"Just saying it's going to be a good day or everything will be alright isn't enough. You have to actually believe it for the self-affirmation to work. Mindfulness is not just casting words into the wind and hoping they will come true. Mindfulness is waking up from living on autopilot and starting to notice what is happening in your inner and outer world. By learning to pause and notice your habitual patterns, with the attitude of kindness and curiosity, you are creating conditions to choose differently and live skillfully. Mindfulness develops emotional intelligence. It comes with practice and is the result of your calm clear mind."
The afternoon I spent with Dr. Bahl was a great first step on my quest to creating a mindfulness component to offer to Future Health members. I discovered that the journey is entirely in your own mind. Mindfulness techniques and practitioners like Dr. Bahl guide you but impose no world views or spiritual beliefs. Those you carry with you and integrate into your own process toward emotional intelligence. Mindfulness is used by schools, universities, private employers and countless others the world over to improve attention, understanding and social interactions. It helps in the battle with addiction and provides the underlying mental strength to excel in life. Let me share with you a little of how it's done, but first I want you to know that mindfulness for many is not an easy thing to self-learn, as in many ways it's more about unlearning the way you currently think. It goes against your long ingrained habits and is a process that benefits from the guidance of someone like Dr. Bahl from Downtown Mindfulness.
So how can you try Mindfulness?

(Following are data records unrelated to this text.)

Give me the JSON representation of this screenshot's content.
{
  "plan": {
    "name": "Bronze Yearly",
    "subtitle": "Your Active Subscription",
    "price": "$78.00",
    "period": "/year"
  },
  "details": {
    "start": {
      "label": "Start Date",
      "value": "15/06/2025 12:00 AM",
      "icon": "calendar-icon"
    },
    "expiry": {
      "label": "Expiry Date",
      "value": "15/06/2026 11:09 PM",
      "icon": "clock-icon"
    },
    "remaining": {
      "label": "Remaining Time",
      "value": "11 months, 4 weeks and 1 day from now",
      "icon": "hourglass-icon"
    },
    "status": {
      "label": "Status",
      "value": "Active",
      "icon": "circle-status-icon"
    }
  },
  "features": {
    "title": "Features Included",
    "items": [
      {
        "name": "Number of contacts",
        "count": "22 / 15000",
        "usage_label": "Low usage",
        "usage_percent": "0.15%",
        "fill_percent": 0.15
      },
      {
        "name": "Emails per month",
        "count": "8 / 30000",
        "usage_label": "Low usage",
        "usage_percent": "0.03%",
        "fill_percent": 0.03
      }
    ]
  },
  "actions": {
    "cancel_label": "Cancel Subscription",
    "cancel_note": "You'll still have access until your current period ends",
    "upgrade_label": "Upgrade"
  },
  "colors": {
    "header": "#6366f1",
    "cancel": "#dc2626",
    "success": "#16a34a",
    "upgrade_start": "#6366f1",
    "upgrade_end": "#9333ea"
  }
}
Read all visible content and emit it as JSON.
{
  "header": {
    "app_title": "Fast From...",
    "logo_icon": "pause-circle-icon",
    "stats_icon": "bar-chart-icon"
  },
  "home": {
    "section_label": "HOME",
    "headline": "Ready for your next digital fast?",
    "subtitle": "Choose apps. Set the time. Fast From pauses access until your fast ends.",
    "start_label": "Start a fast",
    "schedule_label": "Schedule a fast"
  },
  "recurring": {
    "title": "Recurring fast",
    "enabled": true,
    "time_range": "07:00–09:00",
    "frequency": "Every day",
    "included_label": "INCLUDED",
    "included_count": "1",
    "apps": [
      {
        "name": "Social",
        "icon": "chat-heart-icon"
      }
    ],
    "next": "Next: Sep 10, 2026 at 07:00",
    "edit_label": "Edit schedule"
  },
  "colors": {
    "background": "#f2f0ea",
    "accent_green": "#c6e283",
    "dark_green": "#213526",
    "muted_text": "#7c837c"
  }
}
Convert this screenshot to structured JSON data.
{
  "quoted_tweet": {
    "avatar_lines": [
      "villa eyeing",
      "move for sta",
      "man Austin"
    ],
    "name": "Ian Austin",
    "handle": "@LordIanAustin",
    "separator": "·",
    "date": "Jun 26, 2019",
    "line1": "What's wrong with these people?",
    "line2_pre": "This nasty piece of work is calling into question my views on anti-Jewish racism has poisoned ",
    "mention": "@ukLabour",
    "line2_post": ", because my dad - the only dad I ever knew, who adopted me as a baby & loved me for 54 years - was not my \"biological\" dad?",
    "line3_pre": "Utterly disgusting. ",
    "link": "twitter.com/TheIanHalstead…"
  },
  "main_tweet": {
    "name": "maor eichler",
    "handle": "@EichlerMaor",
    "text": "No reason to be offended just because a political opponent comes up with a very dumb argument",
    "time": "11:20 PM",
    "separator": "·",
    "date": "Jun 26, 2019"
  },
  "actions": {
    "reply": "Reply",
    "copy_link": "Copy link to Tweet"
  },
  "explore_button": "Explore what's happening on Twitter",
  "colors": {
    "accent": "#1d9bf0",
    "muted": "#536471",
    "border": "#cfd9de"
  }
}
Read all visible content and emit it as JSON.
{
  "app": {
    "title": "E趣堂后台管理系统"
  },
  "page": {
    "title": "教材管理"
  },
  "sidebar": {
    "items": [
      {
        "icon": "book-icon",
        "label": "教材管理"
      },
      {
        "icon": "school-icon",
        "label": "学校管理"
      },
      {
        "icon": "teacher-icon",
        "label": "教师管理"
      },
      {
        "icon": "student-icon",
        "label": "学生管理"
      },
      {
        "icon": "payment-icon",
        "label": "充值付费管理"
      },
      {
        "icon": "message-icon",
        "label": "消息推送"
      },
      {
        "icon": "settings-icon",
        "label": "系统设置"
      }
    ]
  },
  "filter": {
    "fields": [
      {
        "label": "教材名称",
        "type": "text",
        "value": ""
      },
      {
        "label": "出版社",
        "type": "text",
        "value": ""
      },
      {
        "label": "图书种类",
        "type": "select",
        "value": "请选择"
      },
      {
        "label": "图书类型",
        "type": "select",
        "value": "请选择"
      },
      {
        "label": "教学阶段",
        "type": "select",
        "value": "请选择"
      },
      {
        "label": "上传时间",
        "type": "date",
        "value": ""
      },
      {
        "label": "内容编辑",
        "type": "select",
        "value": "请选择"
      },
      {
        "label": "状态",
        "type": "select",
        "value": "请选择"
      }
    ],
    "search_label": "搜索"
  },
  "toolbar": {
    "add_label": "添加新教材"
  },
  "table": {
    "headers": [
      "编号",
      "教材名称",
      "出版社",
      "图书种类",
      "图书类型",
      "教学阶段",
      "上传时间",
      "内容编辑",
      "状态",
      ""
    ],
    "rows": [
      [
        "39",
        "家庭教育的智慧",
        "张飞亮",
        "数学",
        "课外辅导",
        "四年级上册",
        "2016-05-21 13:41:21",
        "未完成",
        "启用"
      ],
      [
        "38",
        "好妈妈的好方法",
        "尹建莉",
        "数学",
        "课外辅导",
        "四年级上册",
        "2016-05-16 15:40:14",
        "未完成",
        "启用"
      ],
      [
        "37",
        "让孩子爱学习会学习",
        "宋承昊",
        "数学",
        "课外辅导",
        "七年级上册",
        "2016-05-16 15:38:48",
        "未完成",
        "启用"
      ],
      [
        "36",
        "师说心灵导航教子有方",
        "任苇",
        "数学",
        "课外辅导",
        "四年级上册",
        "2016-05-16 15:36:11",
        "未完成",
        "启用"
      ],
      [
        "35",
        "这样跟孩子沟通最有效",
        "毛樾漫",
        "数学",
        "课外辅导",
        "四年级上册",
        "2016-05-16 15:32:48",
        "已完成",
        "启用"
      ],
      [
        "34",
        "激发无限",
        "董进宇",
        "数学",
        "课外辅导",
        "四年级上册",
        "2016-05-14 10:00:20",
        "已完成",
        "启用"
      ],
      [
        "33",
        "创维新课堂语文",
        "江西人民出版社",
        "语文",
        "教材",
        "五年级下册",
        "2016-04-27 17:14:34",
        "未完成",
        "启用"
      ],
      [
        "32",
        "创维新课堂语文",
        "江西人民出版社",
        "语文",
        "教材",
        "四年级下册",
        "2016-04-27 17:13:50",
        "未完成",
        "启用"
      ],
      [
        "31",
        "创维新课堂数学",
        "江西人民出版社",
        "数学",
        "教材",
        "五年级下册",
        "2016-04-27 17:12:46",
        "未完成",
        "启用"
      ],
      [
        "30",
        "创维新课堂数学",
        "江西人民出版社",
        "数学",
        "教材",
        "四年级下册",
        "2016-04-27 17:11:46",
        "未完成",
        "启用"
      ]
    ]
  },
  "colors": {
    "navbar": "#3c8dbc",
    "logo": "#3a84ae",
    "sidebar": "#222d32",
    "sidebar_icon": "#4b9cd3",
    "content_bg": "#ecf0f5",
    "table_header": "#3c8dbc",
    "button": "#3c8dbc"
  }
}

As you can see mindfulness is not about striving for a specific goal. It's merely a way to better strengthen our mental immune system so it responds with strength and health when we do need to reach for goals. Mindfulness should be a part of your daily exercise routine. It's exercise for your mind.
To learn more visit:
Future Health is currently working to develop an interactive mindfulness program for our members. Look for more great mindfulness resources here soon.